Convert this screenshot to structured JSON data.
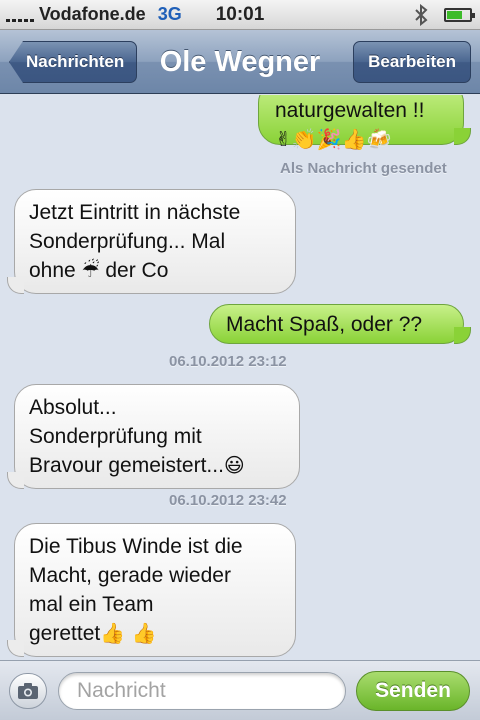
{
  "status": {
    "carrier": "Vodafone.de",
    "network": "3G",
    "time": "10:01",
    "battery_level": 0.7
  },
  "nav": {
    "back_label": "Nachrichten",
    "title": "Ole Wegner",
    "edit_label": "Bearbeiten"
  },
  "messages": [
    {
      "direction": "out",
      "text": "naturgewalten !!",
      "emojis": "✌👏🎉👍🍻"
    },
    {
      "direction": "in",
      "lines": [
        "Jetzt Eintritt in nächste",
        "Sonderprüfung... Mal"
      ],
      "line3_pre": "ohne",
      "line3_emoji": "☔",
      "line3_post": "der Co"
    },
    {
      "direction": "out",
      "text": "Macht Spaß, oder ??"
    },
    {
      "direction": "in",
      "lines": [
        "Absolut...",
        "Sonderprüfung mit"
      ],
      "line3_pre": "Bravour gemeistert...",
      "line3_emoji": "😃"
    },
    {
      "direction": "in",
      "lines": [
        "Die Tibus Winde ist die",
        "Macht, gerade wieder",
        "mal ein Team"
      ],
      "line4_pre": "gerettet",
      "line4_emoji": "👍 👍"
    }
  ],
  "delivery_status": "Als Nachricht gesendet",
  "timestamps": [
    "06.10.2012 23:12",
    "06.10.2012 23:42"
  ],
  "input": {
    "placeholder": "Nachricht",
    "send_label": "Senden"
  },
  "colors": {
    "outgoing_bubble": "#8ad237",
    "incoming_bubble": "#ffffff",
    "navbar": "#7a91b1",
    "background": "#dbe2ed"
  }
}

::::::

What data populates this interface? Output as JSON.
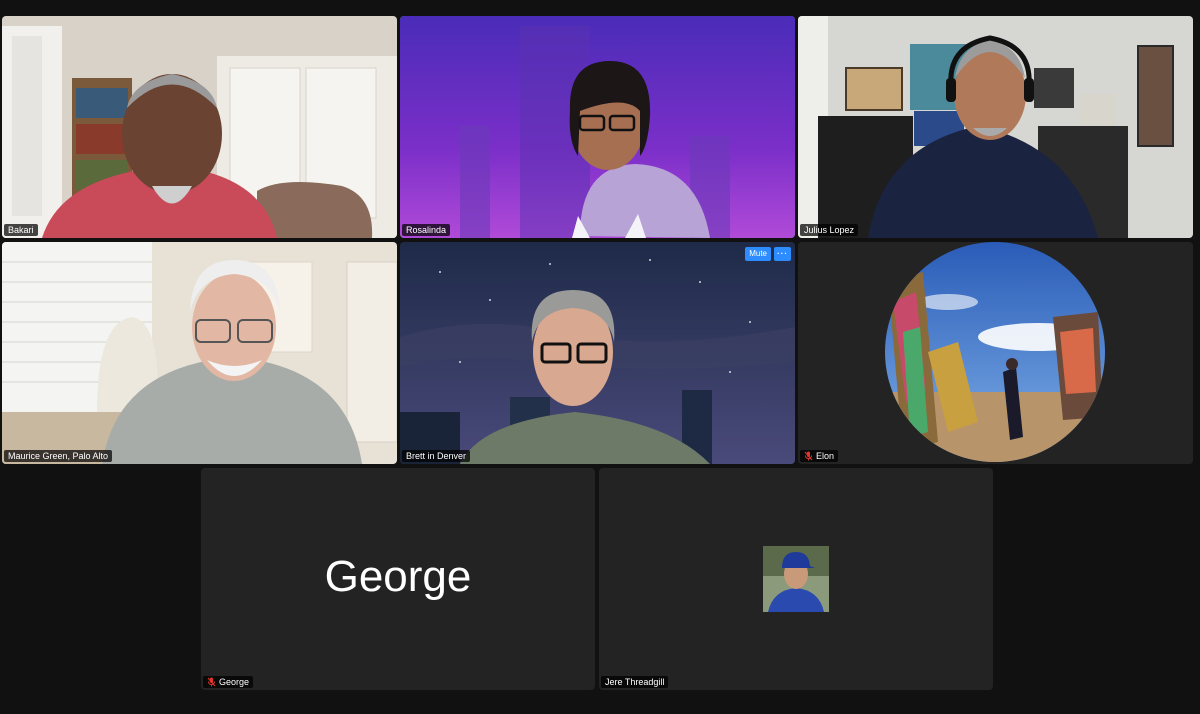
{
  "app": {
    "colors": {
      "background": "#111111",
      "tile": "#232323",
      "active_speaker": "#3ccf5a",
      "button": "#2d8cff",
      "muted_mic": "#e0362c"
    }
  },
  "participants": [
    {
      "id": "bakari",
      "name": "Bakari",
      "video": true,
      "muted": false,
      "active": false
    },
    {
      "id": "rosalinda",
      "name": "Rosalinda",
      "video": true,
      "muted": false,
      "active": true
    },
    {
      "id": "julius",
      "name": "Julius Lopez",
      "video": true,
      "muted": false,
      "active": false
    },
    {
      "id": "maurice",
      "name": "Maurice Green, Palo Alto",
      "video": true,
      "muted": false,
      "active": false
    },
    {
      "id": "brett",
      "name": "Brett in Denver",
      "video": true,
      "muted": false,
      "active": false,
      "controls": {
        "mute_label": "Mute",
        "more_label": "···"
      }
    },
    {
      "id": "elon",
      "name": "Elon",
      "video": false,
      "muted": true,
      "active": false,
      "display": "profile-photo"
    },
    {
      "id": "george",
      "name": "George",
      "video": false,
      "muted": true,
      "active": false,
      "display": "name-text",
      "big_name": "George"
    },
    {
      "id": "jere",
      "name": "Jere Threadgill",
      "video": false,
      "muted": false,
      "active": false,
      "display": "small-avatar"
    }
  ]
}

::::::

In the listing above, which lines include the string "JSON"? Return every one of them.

### Answer box
Convert this screenshot to structured JSON data.
What data populates this interface? Output as JSON.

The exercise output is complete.